* Task to complete *
Each entry below is to be reproduced exactly, though any pictures it holds must be omitted.

[Entries taken from a collection]
•••

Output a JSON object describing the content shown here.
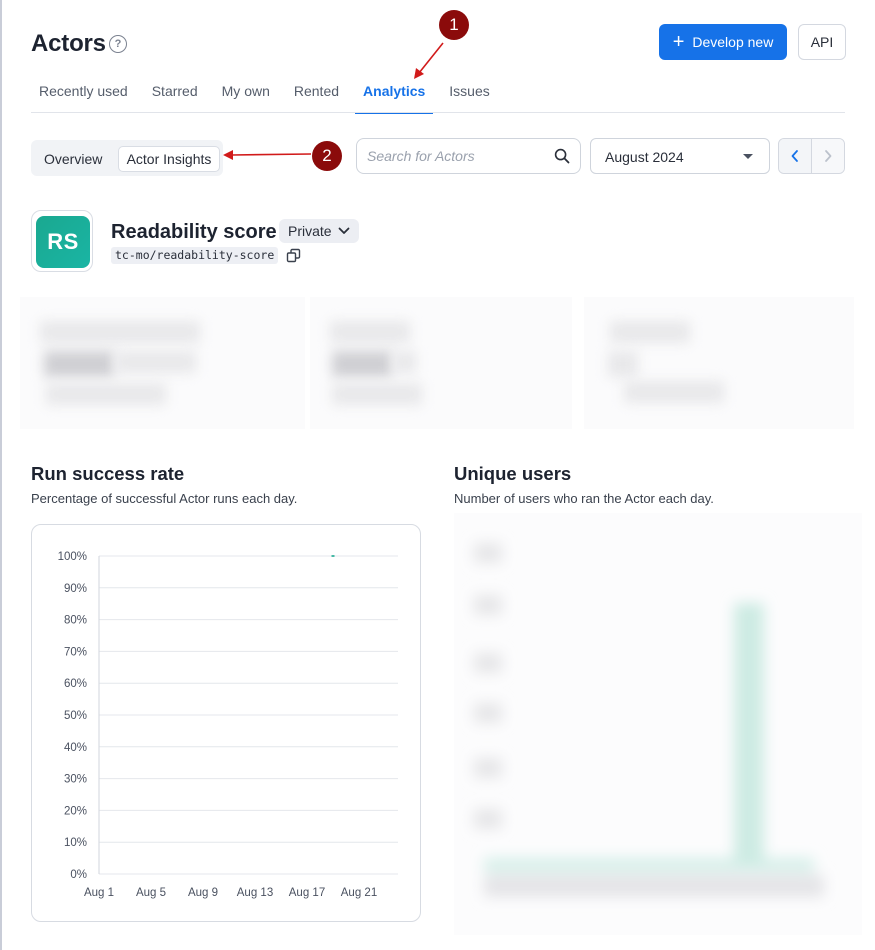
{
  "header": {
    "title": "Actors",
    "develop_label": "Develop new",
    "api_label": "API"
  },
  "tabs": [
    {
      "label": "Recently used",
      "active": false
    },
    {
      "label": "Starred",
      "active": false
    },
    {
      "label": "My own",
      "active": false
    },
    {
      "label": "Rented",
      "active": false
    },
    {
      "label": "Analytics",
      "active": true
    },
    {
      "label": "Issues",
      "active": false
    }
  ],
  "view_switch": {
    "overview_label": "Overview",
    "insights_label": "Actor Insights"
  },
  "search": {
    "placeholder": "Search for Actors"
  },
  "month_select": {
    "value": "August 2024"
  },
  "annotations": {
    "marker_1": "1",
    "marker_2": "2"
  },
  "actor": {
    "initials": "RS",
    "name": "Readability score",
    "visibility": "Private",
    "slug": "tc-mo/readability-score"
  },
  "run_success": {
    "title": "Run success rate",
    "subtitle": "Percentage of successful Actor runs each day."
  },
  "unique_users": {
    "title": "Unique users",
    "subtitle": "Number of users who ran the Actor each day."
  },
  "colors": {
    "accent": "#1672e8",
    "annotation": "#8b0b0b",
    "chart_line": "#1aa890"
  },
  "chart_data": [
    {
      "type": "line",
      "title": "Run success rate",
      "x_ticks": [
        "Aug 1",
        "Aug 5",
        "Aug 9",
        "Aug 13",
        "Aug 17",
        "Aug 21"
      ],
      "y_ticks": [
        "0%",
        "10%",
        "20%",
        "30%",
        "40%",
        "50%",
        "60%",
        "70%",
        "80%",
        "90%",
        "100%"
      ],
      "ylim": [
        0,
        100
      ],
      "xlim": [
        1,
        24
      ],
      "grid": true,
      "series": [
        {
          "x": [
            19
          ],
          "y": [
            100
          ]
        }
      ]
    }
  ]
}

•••

* Expected output *
Output a JSON object describing the content shown here.
{
  "header": {
    "title": "Actors",
    "develop_label": "Develop new",
    "api_label": "API"
  },
  "tabs": [
    {
      "label": "Recently used",
      "active": false
    },
    {
      "label": "Starred",
      "active": false
    },
    {
      "label": "My own",
      "active": false
    },
    {
      "label": "Rented",
      "active": false
    },
    {
      "label": "Analytics",
      "active": true
    },
    {
      "label": "Issues",
      "active": false
    }
  ],
  "view_switch": {
    "overview_label": "Overview",
    "insights_label": "Actor Insights"
  },
  "search": {
    "placeholder": "Search for Actors"
  },
  "month_select": {
    "value": "August 2024"
  },
  "annotations": {
    "marker_1": "1",
    "marker_2": "2"
  },
  "actor": {
    "initials": "RS",
    "name": "Readability score",
    "visibility": "Private",
    "slug": "tc-mo/readability-score"
  },
  "run_success": {
    "title": "Run success rate",
    "subtitle": "Percentage of successful Actor runs each day."
  },
  "unique_users": {
    "title": "Unique users",
    "subtitle": "Number of users who ran the Actor each day."
  },
  "colors": {
    "accent": "#1672e8",
    "annotation": "#8b0b0b",
    "chart_line": "#1aa890"
  },
  "chart_data": [
    {
      "type": "line",
      "title": "Run success rate",
      "x_ticks": [
        "Aug 1",
        "Aug 5",
        "Aug 9",
        "Aug 13",
        "Aug 17",
        "Aug 21"
      ],
      "y_ticks": [
        "0%",
        "10%",
        "20%",
        "30%",
        "40%",
        "50%",
        "60%",
        "70%",
        "80%",
        "90%",
        "100%"
      ],
      "ylim": [
        0,
        100
      ],
      "xlim": [
        1,
        24
      ],
      "grid": true,
      "series": [
        {
          "x": [
            19
          ],
          "y": [
            100
          ]
        }
      ]
    }
  ]
}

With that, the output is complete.